I guess it is! I just didn’t think of it that way. Thanks for pointing that out, makes a lot of sense.

Hmm, at the moment that doesn’t really clarify it for me, mainly as there is evidently a lot I need to understand about labelling, constraints and propagation.

Is there a simple way of clarifying what the constraint propagation does vs what the labelling does? I realise this is probably a very big question, but I think this is where I’m failing to grasp the basic ideas.

Thanks again for the help, I really appreciate all the replies.

Taking clpfd as an example, from the SWIP manual (

Using CLP(FD) constraints to solve combinatorial tasks typically consists of two phases:

  1. Modeling. In this phase, all relevant constraints are stated.
  2. Search. In this phase, enumeration predicates are used to search for concrete solutions.

Labelling is Step 2. In the process of searching (dividing into sub-problems) it defines new constraints (e.g., place a queen) which triggers constraint propagation.

In addition to reading the referenced articles, I suggest you use the Prolog console to experiment with small examples, e.g.,

% without labelling
?- X #> 2, X #< 8.
X in 3..7.

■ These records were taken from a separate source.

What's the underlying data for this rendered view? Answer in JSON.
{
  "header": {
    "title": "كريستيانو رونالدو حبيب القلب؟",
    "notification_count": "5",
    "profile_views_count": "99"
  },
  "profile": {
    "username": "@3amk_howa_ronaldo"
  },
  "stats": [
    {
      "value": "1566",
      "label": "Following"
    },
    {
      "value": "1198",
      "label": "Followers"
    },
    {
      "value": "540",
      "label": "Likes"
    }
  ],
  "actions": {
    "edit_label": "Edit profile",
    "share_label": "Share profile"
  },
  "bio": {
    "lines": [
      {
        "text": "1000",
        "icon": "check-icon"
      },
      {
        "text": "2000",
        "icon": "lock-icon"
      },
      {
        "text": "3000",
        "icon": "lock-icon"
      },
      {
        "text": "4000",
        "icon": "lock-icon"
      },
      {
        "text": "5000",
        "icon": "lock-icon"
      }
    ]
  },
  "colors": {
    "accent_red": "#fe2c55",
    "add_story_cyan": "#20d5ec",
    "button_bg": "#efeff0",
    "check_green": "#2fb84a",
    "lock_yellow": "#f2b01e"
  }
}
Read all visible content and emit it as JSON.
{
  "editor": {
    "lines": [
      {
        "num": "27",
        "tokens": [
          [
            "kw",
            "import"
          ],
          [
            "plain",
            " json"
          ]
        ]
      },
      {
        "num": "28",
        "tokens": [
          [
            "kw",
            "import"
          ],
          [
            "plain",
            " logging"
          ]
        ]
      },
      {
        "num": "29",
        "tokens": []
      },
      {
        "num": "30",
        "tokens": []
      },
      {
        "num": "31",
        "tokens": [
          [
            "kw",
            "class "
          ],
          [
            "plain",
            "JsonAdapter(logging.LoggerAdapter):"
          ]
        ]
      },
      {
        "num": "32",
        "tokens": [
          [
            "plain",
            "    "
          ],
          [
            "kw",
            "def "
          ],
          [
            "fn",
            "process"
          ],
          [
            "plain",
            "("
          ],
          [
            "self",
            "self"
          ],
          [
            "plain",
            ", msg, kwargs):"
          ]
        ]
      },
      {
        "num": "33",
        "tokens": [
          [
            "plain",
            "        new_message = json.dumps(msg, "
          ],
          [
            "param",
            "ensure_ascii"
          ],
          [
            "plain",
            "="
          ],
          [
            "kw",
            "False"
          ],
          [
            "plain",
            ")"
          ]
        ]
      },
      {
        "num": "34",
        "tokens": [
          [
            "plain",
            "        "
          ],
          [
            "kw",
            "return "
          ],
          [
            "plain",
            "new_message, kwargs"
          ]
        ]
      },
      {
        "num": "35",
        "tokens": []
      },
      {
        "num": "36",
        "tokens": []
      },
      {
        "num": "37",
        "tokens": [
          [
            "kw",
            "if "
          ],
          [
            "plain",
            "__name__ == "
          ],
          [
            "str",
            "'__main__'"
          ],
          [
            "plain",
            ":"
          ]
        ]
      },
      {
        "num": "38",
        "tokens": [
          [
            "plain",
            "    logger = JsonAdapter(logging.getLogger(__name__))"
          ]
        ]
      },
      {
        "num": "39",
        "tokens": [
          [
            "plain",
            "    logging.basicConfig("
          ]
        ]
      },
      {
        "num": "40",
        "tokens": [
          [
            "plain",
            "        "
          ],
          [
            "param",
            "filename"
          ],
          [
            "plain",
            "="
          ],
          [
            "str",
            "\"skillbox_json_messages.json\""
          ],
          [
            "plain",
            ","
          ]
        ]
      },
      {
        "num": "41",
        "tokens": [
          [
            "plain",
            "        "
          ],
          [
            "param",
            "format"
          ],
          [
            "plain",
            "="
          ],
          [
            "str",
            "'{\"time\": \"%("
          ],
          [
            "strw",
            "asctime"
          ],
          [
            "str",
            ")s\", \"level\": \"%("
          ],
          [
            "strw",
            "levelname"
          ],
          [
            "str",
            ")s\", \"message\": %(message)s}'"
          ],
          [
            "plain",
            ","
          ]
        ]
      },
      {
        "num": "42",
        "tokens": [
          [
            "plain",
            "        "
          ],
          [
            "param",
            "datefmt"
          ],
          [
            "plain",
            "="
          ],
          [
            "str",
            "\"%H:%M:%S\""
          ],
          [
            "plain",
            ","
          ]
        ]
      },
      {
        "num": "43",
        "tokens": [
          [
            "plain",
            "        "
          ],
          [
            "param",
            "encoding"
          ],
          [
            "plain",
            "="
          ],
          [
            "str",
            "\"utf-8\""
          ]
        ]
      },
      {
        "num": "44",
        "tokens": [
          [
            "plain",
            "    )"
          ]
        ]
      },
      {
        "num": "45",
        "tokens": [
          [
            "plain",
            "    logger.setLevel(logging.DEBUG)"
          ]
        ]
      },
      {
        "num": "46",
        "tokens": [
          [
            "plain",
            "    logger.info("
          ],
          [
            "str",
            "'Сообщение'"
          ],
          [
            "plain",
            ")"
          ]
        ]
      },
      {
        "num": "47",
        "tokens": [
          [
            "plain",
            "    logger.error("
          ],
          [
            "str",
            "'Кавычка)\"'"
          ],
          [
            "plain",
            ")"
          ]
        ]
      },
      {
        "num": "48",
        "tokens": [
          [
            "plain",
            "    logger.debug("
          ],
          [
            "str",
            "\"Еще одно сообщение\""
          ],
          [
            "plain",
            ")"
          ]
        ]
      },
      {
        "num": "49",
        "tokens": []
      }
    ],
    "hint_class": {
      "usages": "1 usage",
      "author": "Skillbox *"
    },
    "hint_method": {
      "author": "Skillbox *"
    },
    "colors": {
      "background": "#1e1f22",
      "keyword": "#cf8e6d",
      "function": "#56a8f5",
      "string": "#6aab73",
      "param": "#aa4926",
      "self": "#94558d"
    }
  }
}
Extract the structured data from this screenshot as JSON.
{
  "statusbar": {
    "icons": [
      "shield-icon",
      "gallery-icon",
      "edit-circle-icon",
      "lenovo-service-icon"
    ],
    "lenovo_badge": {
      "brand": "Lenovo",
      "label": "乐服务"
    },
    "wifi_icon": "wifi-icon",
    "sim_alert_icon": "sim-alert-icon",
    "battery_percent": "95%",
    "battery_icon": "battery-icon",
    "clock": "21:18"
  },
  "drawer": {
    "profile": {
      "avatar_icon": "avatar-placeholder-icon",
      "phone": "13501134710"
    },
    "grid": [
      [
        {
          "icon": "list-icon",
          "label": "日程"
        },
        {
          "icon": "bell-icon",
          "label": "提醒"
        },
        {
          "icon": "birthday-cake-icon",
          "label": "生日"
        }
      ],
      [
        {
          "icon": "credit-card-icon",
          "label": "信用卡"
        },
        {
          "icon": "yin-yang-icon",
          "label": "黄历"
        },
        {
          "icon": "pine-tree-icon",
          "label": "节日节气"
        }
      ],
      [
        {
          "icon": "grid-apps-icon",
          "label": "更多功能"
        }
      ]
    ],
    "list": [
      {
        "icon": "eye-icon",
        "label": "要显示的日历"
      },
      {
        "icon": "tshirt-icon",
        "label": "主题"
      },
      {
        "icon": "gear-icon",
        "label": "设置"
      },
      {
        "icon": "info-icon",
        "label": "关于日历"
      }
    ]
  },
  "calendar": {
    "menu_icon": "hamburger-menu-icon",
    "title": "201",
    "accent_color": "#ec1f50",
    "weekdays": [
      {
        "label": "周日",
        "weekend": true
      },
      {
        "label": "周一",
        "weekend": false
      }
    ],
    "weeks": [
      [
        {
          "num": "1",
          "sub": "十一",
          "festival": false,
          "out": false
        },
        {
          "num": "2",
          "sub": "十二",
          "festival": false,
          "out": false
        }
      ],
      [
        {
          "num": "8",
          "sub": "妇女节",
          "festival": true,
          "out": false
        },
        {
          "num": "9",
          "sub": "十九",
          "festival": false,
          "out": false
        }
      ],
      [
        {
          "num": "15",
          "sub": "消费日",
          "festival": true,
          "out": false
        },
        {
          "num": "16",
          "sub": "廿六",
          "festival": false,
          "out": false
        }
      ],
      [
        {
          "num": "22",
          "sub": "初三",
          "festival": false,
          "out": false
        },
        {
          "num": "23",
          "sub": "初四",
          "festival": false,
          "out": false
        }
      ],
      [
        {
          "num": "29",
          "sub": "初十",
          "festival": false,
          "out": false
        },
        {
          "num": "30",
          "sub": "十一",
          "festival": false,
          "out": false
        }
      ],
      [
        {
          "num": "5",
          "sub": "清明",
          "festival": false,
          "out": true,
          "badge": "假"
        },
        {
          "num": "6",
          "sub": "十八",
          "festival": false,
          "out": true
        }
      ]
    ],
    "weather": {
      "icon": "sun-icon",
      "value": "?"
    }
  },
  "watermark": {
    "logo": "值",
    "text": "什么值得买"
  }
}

% label to search for solutions:
?- X #> 2, X #< 8, label([X]).
X = 3 ;
X = 4 ;
X = 5 ;
X = 6 ;
X = 7.